## Work order
Set down each of the records below exactly as it reads. No pictures go into the copy.

(Component data from apps and pages)
================================

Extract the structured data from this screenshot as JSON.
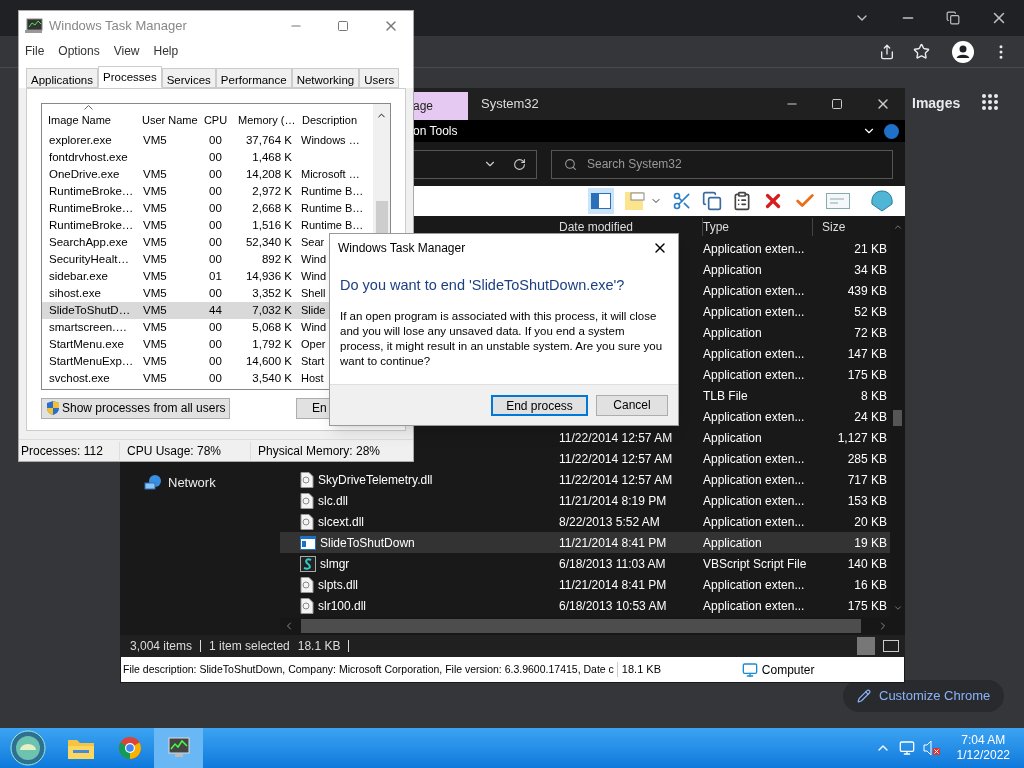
{
  "browser": {
    "link": "Images",
    "customize_button": "Customize Chrome"
  },
  "explorer": {
    "context_tab": "age",
    "title": "System32",
    "ribbon_label": "on Tools",
    "search": {
      "placeholder": "Search System32"
    },
    "toolbar": {
      "pane_toggle_on": true
    },
    "columns": [
      "Date modified",
      "Type",
      "Size"
    ],
    "rows": [
      {
        "type": "Application exten...",
        "size": "21 KB",
        "selected": false
      },
      {
        "type": "Application",
        "size": "34 KB",
        "selected": false
      },
      {
        "type": "Application exten...",
        "size": "439 KB",
        "selected": false
      },
      {
        "type": "Application exten...",
        "size": "52 KB",
        "selected": false
      },
      {
        "type": "Application",
        "size": "72 KB",
        "selected": false
      },
      {
        "type": "Application exten...",
        "size": "147 KB",
        "selected": false
      },
      {
        "type": "Application exten...",
        "size": "175 KB",
        "selected": false
      },
      {
        "type": "TLB File",
        "size": "8 KB",
        "selected": false
      },
      {
        "type": "Application exten...",
        "size": "24 KB",
        "selected": false
      },
      {
        "date": "11/22/2014 12:57 AM",
        "type": "Application",
        "size": "1,127 KB",
        "selected": false
      },
      {
        "date": "11/22/2014 12:57 AM",
        "type": "Application exten...",
        "size": "285 KB",
        "selected": false
      },
      {
        "name": "SkyDriveTelemetry.dll",
        "kind": "dll",
        "date": "11/22/2014 12:57 AM",
        "type": "Application exten...",
        "size": "717 KB",
        "selected": false
      },
      {
        "name": "slc.dll",
        "kind": "dll",
        "date": "11/21/2014 8:19 PM",
        "type": "Application exten...",
        "size": "153 KB",
        "selected": false
      },
      {
        "name": "slcext.dll",
        "kind": "dll",
        "date": "8/22/2013 5:52 AM",
        "type": "Application exten...",
        "size": "20 KB",
        "selected": false
      },
      {
        "name": "SlideToShutDown",
        "kind": "app",
        "date": "11/21/2014 8:41 PM",
        "type": "Application",
        "size": "19 KB",
        "selected": true
      },
      {
        "name": "slmgr",
        "kind": "script",
        "date": "6/18/2013 11:03 AM",
        "type": "VBScript Script File",
        "size": "140 KB",
        "selected": false
      },
      {
        "name": "slpts.dll",
        "kind": "dll",
        "date": "11/21/2014 8:41 PM",
        "type": "Application exten...",
        "size": "16 KB",
        "selected": false
      },
      {
        "name": "slr100.dll",
        "kind": "dll",
        "date": "6/18/2013 10:53 AM",
        "type": "Application exten...",
        "size": "175 KB",
        "selected": false
      }
    ],
    "nav": [
      {
        "label": "Network"
      }
    ],
    "status": [
      "3,004 items",
      "1 item selected",
      "18.1 KB"
    ],
    "details": {
      "description": "File description: SlideToShutDown, Company: Microsoft Corporation, File version: 6.3.9600.17415, Date c",
      "size": "18.1 KB",
      "location": "Computer"
    }
  },
  "task_manager": {
    "title": "Windows Task Manager",
    "menu": [
      "File",
      "Options",
      "View",
      "Help"
    ],
    "tabs": [
      {
        "label": "Applications",
        "selected": false
      },
      {
        "label": "Processes",
        "selected": true
      },
      {
        "label": "Services",
        "selected": false
      },
      {
        "label": "Performance",
        "selected": false
      },
      {
        "label": "Networking",
        "selected": false
      },
      {
        "label": "Users",
        "selected": false
      }
    ],
    "columns": [
      "Image Name",
      "User Name",
      "CPU",
      "Memory (…",
      "Description"
    ],
    "rows": [
      {
        "name": "explorer.exe",
        "user": "VM5",
        "cpu": "00",
        "memory": "37,764 K",
        "description": "Windows …",
        "selected": false
      },
      {
        "name": "fontdrvhost.exe",
        "cpu": "00",
        "memory": "1,468 K",
        "selected": false
      },
      {
        "name": "OneDrive.exe",
        "user": "VM5",
        "cpu": "00",
        "memory": "14,208 K",
        "description": "Microsoft …",
        "selected": false
      },
      {
        "name": "RuntimeBroke…",
        "user": "VM5",
        "cpu": "00",
        "memory": "2,972 K",
        "description": "Runtime B…",
        "selected": false
      },
      {
        "name": "RuntimeBroke…",
        "user": "VM5",
        "cpu": "00",
        "memory": "2,668 K",
        "description": "Runtime B…",
        "selected": false
      },
      {
        "name": "RuntimeBroke…",
        "user": "VM5",
        "cpu": "00",
        "memory": "1,516 K",
        "description": "Runtime B…",
        "selected": false
      },
      {
        "name": "SearchApp.exe",
        "user": "VM5",
        "cpu": "00",
        "memory": "52,340 K",
        "description": "Sear",
        "selected": false
      },
      {
        "name": "SecurityHealt…",
        "user": "VM5",
        "cpu": "00",
        "memory": "892 K",
        "description": "Wind",
        "selected": false
      },
      {
        "name": "sidebar.exe",
        "user": "VM5",
        "cpu": "01",
        "memory": "14,936 K",
        "description": "Wind",
        "selected": false
      },
      {
        "name": "sihost.exe",
        "user": "VM5",
        "cpu": "00",
        "memory": "3,352 K",
        "description": "Shell",
        "selected": false
      },
      {
        "name": "SlideToShutD…",
        "user": "VM5",
        "cpu": "44",
        "memory": "7,032 K",
        "description": "Slide",
        "selected": true
      },
      {
        "name": "smartscreen.…",
        "user": "VM5",
        "cpu": "00",
        "memory": "5,068 K",
        "description": "Wind",
        "selected": false
      },
      {
        "name": "StartMenu.exe",
        "user": "VM5",
        "cpu": "00",
        "memory": "1,792 K",
        "description": "Oper",
        "selected": false
      },
      {
        "name": "StartMenuExp…",
        "user": "VM5",
        "cpu": "00",
        "memory": "14,600 K",
        "description": "Start",
        "selected": false
      },
      {
        "name": "svchost.exe",
        "user": "VM5",
        "cpu": "00",
        "memory": "3,540 K",
        "description": "Host",
        "selected": false
      }
    ],
    "show_all_button": "Show processes from all users",
    "end_button": "En",
    "status": [
      "Processes: 112",
      "CPU Usage: 78%",
      "Physical Memory: 28%"
    ]
  },
  "dialog": {
    "title": "Windows Task Manager",
    "heading": "Do you want to end 'SlideToShutDown.exe'?",
    "body": "If an open program is associated with this process, it will close and you will lose any unsaved data. If you end a system process, it might result in an unstable system. Are you sure you want to continue?",
    "buttons": [
      {
        "label": "End process",
        "default": true
      },
      {
        "label": "Cancel",
        "default": false
      }
    ]
  },
  "taskbar": {
    "apps": [
      {
        "kind": "folder",
        "selected": false
      },
      {
        "kind": "browser",
        "selected": false
      },
      {
        "kind": "taskmgr",
        "selected": true
      }
    ],
    "time": "7:04 AM",
    "date": "1/12/2022"
  }
}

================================

## Task response
Extract the structured data from this screenshot as JSON.
{
  "browser": {
    "link": "Images",
    "customize_button": "Customize Chrome"
  },
  "explorer": {
    "context_tab": "age",
    "title": "System32",
    "ribbon_label": "on Tools",
    "search": {
      "placeholder": "Search System32"
    },
    "toolbar": {
      "pane_toggle_on": true
    },
    "columns": [
      "Date modified",
      "Type",
      "Size"
    ],
    "rows": [
      {
        "type": "Application exten...",
        "size": "21 KB",
        "selected": false
      },
      {
        "type": "Application",
        "size": "34 KB",
        "selected": false
      },
      {
        "type": "Application exten...",
        "size": "439 KB",
        "selected": false
      },
      {
        "type": "Application exten...",
        "size": "52 KB",
        "selected": false
      },
      {
        "type": "Application",
        "size": "72 KB",
        "selected": false
      },
      {
        "type": "Application exten...",
        "size": "147 KB",
        "selected": false
      },
      {
        "type": "Application exten...",
        "size": "175 KB",
        "selected": false
      },
      {
        "type": "TLB File",
        "size": "8 KB",
        "selected": false
      },
      {
        "type": "Application exten...",
        "size": "24 KB",
        "selected": false
      },
      {
        "date": "11/22/2014 12:57 AM",
        "type": "Application",
        "size": "1,127 KB",
        "selected": false
      },
      {
        "date": "11/22/2014 12:57 AM",
        "type": "Application exten...",
        "size": "285 KB",
        "selected": false
      },
      {
        "name": "SkyDriveTelemetry.dll",
        "kind": "dll",
        "date": "11/22/2014 12:57 AM",
        "type": "Application exten...",
        "size": "717 KB",
        "selected": false
      },
      {
        "name": "slc.dll",
        "kind": "dll",
        "date": "11/21/2014 8:19 PM",
        "type": "Application exten...",
        "size": "153 KB",
        "selected": false
      },
      {
        "name": "slcext.dll",
        "kind": "dll",
        "date": "8/22/2013 5:52 AM",
        "type": "Application exten...",
        "size": "20 KB",
        "selected": false
      },
      {
        "name": "SlideToShutDown",
        "kind": "app",
        "date": "11/21/2014 8:41 PM",
        "type": "Application",
        "size": "19 KB",
        "selected": true
      },
      {
        "name": "slmgr",
        "kind": "script",
        "date": "6/18/2013 11:03 AM",
        "type": "VBScript Script File",
        "size": "140 KB",
        "selected": false
      },
      {
        "name": "slpts.dll",
        "kind": "dll",
        "date": "11/21/2014 8:41 PM",
        "type": "Application exten...",
        "size": "16 KB",
        "selected": false
      },
      {
        "name": "slr100.dll",
        "kind": "dll",
        "date": "6/18/2013 10:53 AM",
        "type": "Application exten...",
        "size": "175 KB",
        "selected": false
      }
    ],
    "nav": [
      {
        "label": "Network"
      }
    ],
    "status": [
      "3,004 items",
      "1 item selected",
      "18.1 KB"
    ],
    "details": {
      "description": "File description: SlideToShutDown, Company: Microsoft Corporation, File version: 6.3.9600.17415, Date c",
      "size": "18.1 KB",
      "location": "Computer"
    }
  },
  "task_manager": {
    "title": "Windows Task Manager",
    "menu": [
      "File",
      "Options",
      "View",
      "Help"
    ],
    "tabs": [
      {
        "label": "Applications",
        "selected": false
      },
      {
        "label": "Processes",
        "selected": true
      },
      {
        "label": "Services",
        "selected": false
      },
      {
        "label": "Performance",
        "selected": false
      },
      {
        "label": "Networking",
        "selected": false
      },
      {
        "label": "Users",
        "selected": false
      }
    ],
    "columns": [
      "Image Name",
      "User Name",
      "CPU",
      "Memory (…",
      "Description"
    ],
    "rows": [
      {
        "name": "explorer.exe",
        "user": "VM5",
        "cpu": "00",
        "memory": "37,764 K",
        "description": "Windows …",
        "selected": false
      },
      {
        "name": "fontdrvhost.exe",
        "cpu": "00",
        "memory": "1,468 K",
        "selected": false
      },
      {
        "name": "OneDrive.exe",
        "user": "VM5",
        "cpu": "00",
        "memory": "14,208 K",
        "description": "Microsoft …",
        "selected": false
      },
      {
        "name": "RuntimeBroke…",
        "user": "VM5",
        "cpu": "00",
        "memory": "2,972 K",
        "description": "Runtime B…",
        "selected": false
      },
      {
        "name": "RuntimeBroke…",
        "user": "VM5",
        "cpu": "00",
        "memory": "2,668 K",
        "description": "Runtime B…",
        "selected": false
      },
      {
        "name": "RuntimeBroke…",
        "user": "VM5",
        "cpu": "00",
        "memory": "1,516 K",
        "description": "Runtime B…",
        "selected": false
      },
      {
        "name": "SearchApp.exe",
        "user": "VM5",
        "cpu": "00",
        "memory": "52,340 K",
        "description": "Sear",
        "selected": false
      },
      {
        "name": "SecurityHealt…",
        "user": "VM5",
        "cpu": "00",
        "memory": "892 K",
        "description": "Wind",
        "selected": false
      },
      {
        "name": "sidebar.exe",
        "user": "VM5",
        "cpu": "01",
        "memory": "14,936 K",
        "description": "Wind",
        "selected": false
      },
      {
        "name": "sihost.exe",
        "user": "VM5",
        "cpu": "00",
        "memory": "3,352 K",
        "description": "Shell",
        "selected": false
      },
      {
        "name": "SlideToShutD…",
        "user": "VM5",
        "cpu": "44",
        "memory": "7,032 K",
        "description": "Slide",
        "selected": true
      },
      {
        "name": "smartscreen.…",
        "user": "VM5",
        "cpu": "00",
        "memory": "5,068 K",
        "description": "Wind",
        "selected": false
      },
      {
        "name": "StartMenu.exe",
        "user": "VM5",
        "cpu": "00",
        "memory": "1,792 K",
        "description": "Oper",
        "selected": false
      },
      {
        "name": "StartMenuExp…",
        "user": "VM5",
        "cpu": "00",
        "memory": "14,600 K",
        "description": "Start",
        "selected": false
      },
      {
        "name": "svchost.exe",
        "user": "VM5",
        "cpu": "00",
        "memory": "3,540 K",
        "description": "Host",
        "selected": false
      }
    ],
    "show_all_button": "Show processes from all users",
    "end_button": "En",
    "status": [
      "Processes: 112",
      "CPU Usage: 78%",
      "Physical Memory: 28%"
    ]
  },
  "dialog": {
    "title": "Windows Task Manager",
    "heading": "Do you want to end 'SlideToShutDown.exe'?",
    "body": "If an open program is associated with this process, it will close and you will lose any unsaved data. If you end a system process, it might result in an unstable system. Are you sure you want to continue?",
    "buttons": [
      {
        "label": "End process",
        "default": true
      },
      {
        "label": "Cancel",
        "default": false
      }
    ]
  },
  "taskbar": {
    "apps": [
      {
        "kind": "folder",
        "selected": false
      },
      {
        "kind": "browser",
        "selected": false
      },
      {
        "kind": "taskmgr",
        "selected": true
      }
    ],
    "time": "7:04 AM",
    "date": "1/12/2022"
  }
}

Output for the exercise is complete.